They were addressing over 500 people atthe launch of the Silicon Cape Initiative. The brainchild of two of SouthAfrica’s brightest young entrepreneurial stars, it seeks to position Cape Townas Africa’s hub for venture capital, entrepreneurship and world-class IP. Silicon Cape is not owned by anyone orcontrolled by any single entity. “It is as much about a place as it is aboutthe people in it – it’s a living community. We wanted to start a conversation,to plant a seed in people’s minds about the idea and to position the WesternCape as the emerging Silicon Valley of Africa,” says Lingham. Cape Town has a lot of the naturalingredients that have made Silicon Valley what it is today – beautiful naturalscenery, great universities, personality and culture, a vibrant entrepreneurialcommunity, and a willingness from local government to support entrepreneurs.
Lingham and Stanford have a knack formaking things happen and attracting the right kind of attention. In addition toZille and Ramphele, the likes of Matthew Buckland, Dr Johan Rupert and LaurenceOlivier – all keynote speakers at the launch event – have put their weightbehind the Silicon Cape Initiative. Less than a month after launchingLingham and Stanford met with the Minister of Science and Technology NalediPandor. “She is keen to find out how she can engage with her colleagues innational government to help us in first rapidly unblocking the regulatory obstaclesthat make it hard for the ecosystem to develop, and then looking at possibleincentives to further grow it. This is very encouraging,” writes Stanford aboutthe meeting. They are realistic about the manyobstacles that the establishment of such an ecosystem presents, including lackof access to venture capital and angel investor funding, sub-standard bandwidthavailability and legislation that hinders the development of start-ups.

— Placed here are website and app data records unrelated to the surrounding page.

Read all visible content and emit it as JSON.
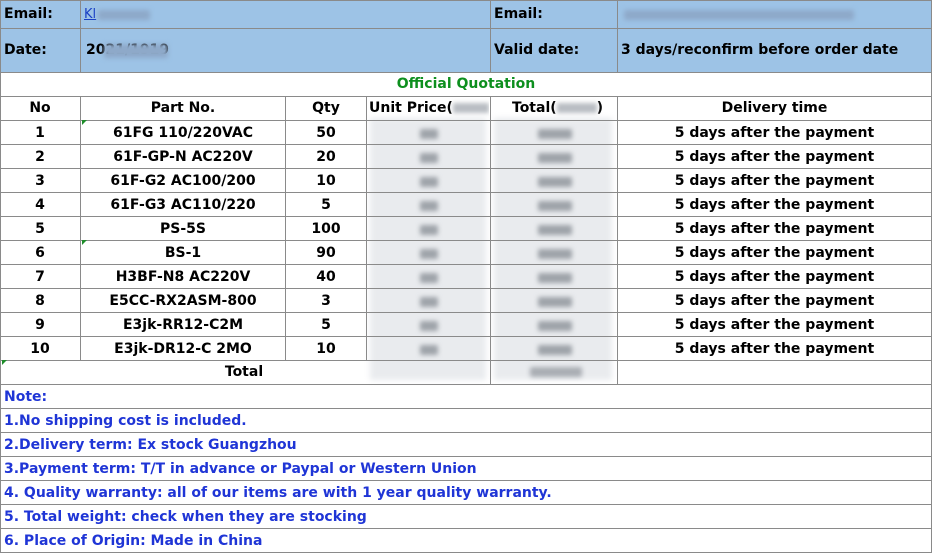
{
  "header": {
    "email_label_1": "Email:",
    "email_value_1": "Kl",
    "email_label_2": "Email:",
    "date_label": "Date:",
    "date_value": "2021/1919",
    "valid_date_label": "Valid date:",
    "valid_date_value": "3 days/reconfirm before order date"
  },
  "title": "Official Quotation",
  "columns": {
    "no": "No",
    "part": "Part No.",
    "qty": "Qty",
    "unit_price": "Unit Price(",
    "total": "Total(",
    "total_suffix": ")",
    "delivery": "Delivery time"
  },
  "rows": [
    {
      "no": "1",
      "part": "61FG  110/220VAC",
      "qty": "50",
      "delivery": "5 days after the payment"
    },
    {
      "no": "2",
      "part": "61F-GP-N  AC220V",
      "qty": "20",
      "delivery": "5 days after the payment"
    },
    {
      "no": "3",
      "part": "61F-G2  AC100/200",
      "qty": "10",
      "delivery": "5 days after the payment"
    },
    {
      "no": "4",
      "part": "61F-G3  AC110/220",
      "qty": "5",
      "delivery": "5 days after the payment"
    },
    {
      "no": "5",
      "part": "PS-5S",
      "qty": "100",
      "delivery": "5 days after the payment"
    },
    {
      "no": "6",
      "part": "BS-1",
      "qty": "90",
      "delivery": "5 days after the payment"
    },
    {
      "no": "7",
      "part": "H3BF-N8  AC220V",
      "qty": "40",
      "delivery": "5 days after the payment"
    },
    {
      "no": "8",
      "part": "E5CC-RX2ASM-800",
      "qty": "3",
      "delivery": "5 days after the payment"
    },
    {
      "no": "9",
      "part": "E3jk-RR12-C2M",
      "qty": "5",
      "delivery": "5 days after the payment"
    },
    {
      "no": "10",
      "part": "E3jk-DR12-C 2MO",
      "qty": "10",
      "delivery": "5 days after the payment"
    }
  ],
  "total_label": "Total",
  "notes": [
    "Note:",
    "1.No shipping cost is included.",
    "2.Delivery term: Ex stock Guangzhou",
    "3.Payment term: T/T in advance or Paypal or Western Union",
    "4. Quality warranty: all of our items are with 1 year quality warranty.",
    "5. Total weight:  check when they are stocking",
    "6. Place of Origin: Made in China"
  ]
}
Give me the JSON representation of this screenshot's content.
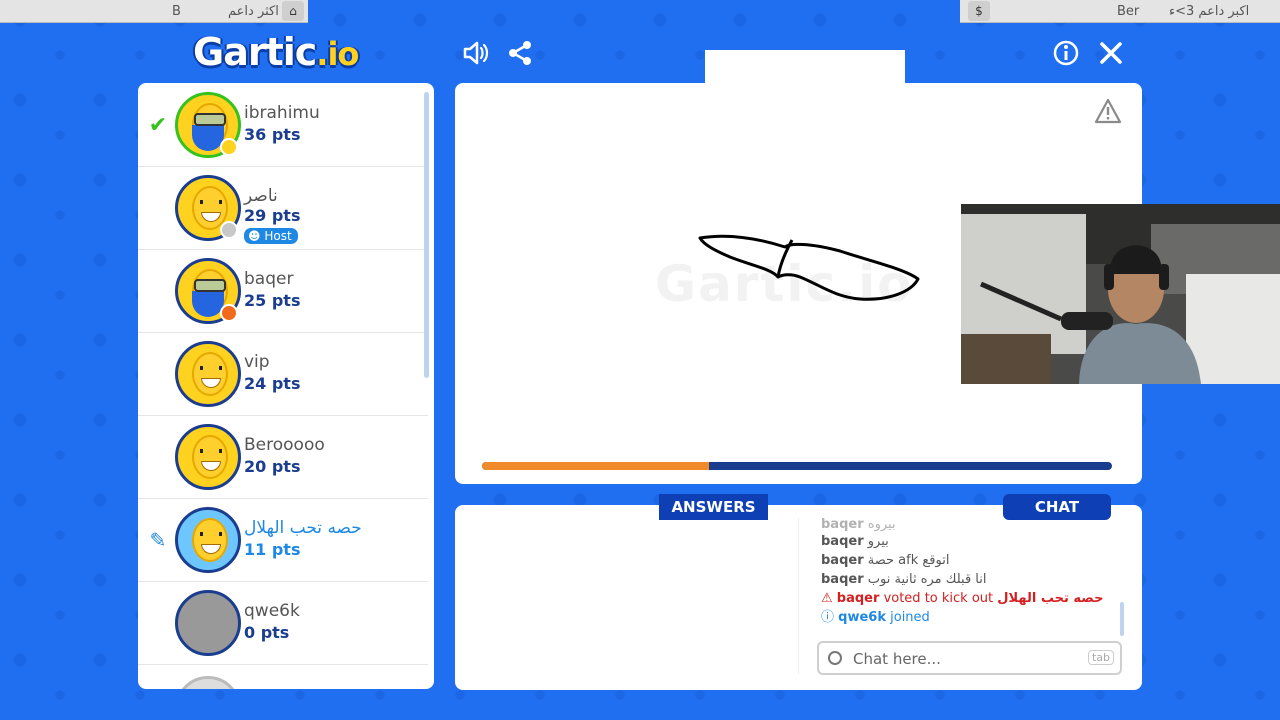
{
  "top_strip": {
    "left_title": "اكثر داعم",
    "left_letter": "B",
    "right_name": "Ber",
    "right_title": "اكبر داعم 3>ء"
  },
  "header": {
    "logo_main": "Gartic",
    "logo_suffix": ".io"
  },
  "players": [
    {
      "name": "ibrahimu",
      "pts": "36 pts",
      "status": "guessed",
      "dot": "#ffd21f"
    },
    {
      "name": "ناصر",
      "pts": "29 pts",
      "badge": "Host",
      "dot": "#c8c8c8"
    },
    {
      "name": "baqer",
      "pts": "25 pts",
      "dot": "#f26a1b"
    },
    {
      "name": "vip",
      "pts": "24 pts"
    },
    {
      "name": "Berooooo",
      "pts": "20 pts"
    },
    {
      "name": "حصه تحب الهلال",
      "pts": "11 pts",
      "status": "drawing"
    },
    {
      "name": "qwe6k",
      "pts": "0 pts"
    }
  ],
  "canvas": {
    "watermark": "Gartic.io",
    "timer_progress": 0.36,
    "timer_color": "#f08a2a"
  },
  "tabs": {
    "answers": "ANSWERS",
    "chat": "CHAT"
  },
  "chat": {
    "messages": [
      {
        "user": "baqer",
        "text": "بيروه"
      },
      {
        "user": "baqer",
        "text": "بيرو"
      },
      {
        "user": "baqer",
        "text": "حصة afk اتوقع"
      },
      {
        "user": "baqer",
        "text": "انا قبلك مره ثانية نوب"
      }
    ],
    "system_kick": {
      "user": "baqer",
      "action": "voted to kick out",
      "target": "حصه تحب الهلال"
    },
    "system_join": {
      "user": "qwe6k",
      "action": "joined"
    },
    "input_placeholder": "Chat here...",
    "tab_hint": "tab"
  }
}
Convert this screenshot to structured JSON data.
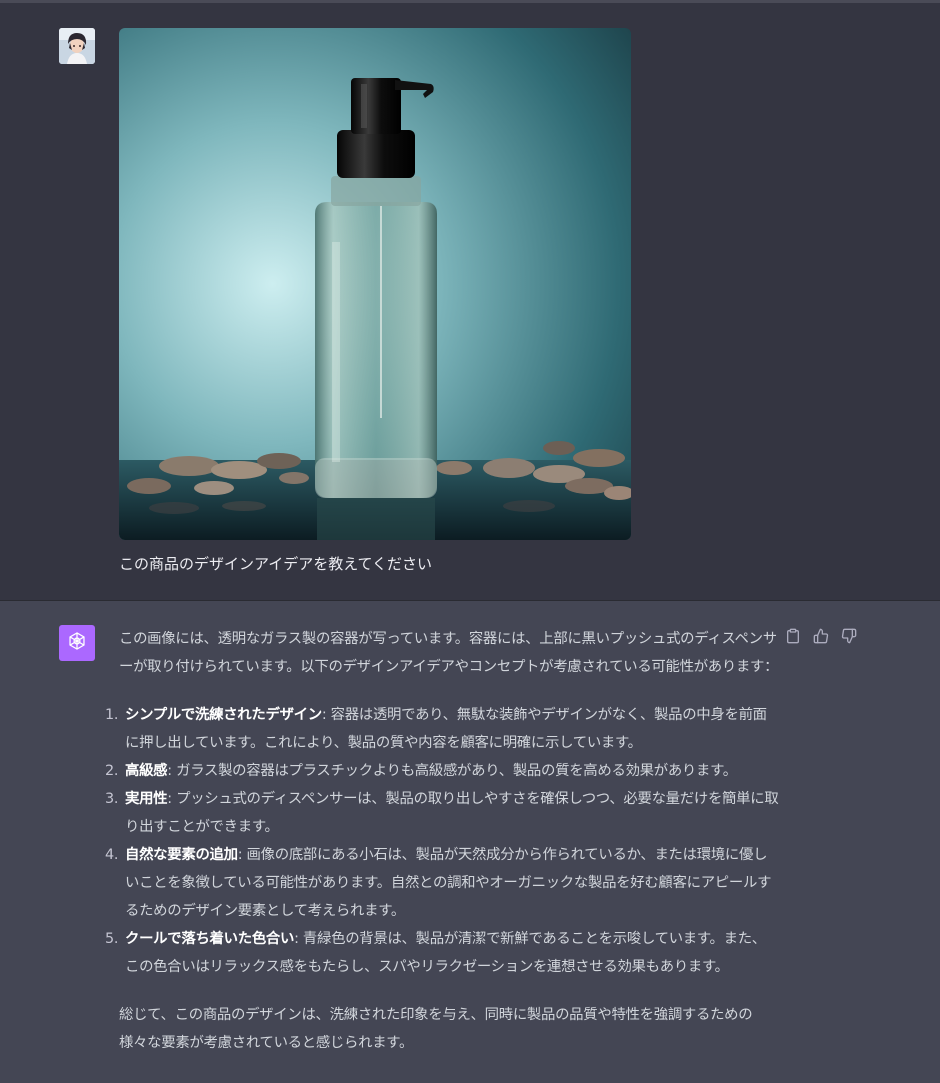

But they believe solving these problemsis critical, not only for the development of the Silicon Cape Initiative, butfor the country’s global competitiveness. “If we don’t become exporters of IP,we will become exporters of talent,” says Stanford. He and Lingham aredetermined to prevent that from happening, and to place the Cape on the globalentrepreneurial map. If the success they have achieved individually inlaunching global businesses is anything to go by, they have the vision, thecontacts, the drive and the energy to make it happen.